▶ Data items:
------------------------

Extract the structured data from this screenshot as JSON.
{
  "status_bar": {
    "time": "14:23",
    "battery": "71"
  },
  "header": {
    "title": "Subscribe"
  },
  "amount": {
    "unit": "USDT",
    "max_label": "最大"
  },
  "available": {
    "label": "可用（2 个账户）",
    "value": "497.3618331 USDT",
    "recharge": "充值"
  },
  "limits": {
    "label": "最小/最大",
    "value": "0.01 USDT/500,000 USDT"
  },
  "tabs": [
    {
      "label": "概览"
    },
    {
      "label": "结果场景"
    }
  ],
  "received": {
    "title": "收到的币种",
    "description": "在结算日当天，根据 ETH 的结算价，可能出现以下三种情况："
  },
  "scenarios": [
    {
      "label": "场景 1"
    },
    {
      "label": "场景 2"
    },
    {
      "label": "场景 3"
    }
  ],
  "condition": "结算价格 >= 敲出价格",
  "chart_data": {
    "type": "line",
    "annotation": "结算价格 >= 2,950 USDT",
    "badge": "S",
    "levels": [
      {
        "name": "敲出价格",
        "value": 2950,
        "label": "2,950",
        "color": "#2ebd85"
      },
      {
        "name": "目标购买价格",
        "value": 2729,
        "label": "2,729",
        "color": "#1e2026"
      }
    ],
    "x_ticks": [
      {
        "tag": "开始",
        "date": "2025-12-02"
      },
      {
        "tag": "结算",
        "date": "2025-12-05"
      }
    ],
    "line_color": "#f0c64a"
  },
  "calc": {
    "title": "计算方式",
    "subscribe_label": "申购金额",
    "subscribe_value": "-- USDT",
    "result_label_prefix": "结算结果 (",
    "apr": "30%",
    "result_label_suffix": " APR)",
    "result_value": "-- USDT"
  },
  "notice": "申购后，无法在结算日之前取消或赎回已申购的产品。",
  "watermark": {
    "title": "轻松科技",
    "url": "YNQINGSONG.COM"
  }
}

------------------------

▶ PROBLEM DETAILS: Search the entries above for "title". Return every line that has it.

▶ FINISHED TASK:
    "title": "Subscribe"
    "title": "收到的币种",
    "title": "计算方式",
    "title": "轻松科技",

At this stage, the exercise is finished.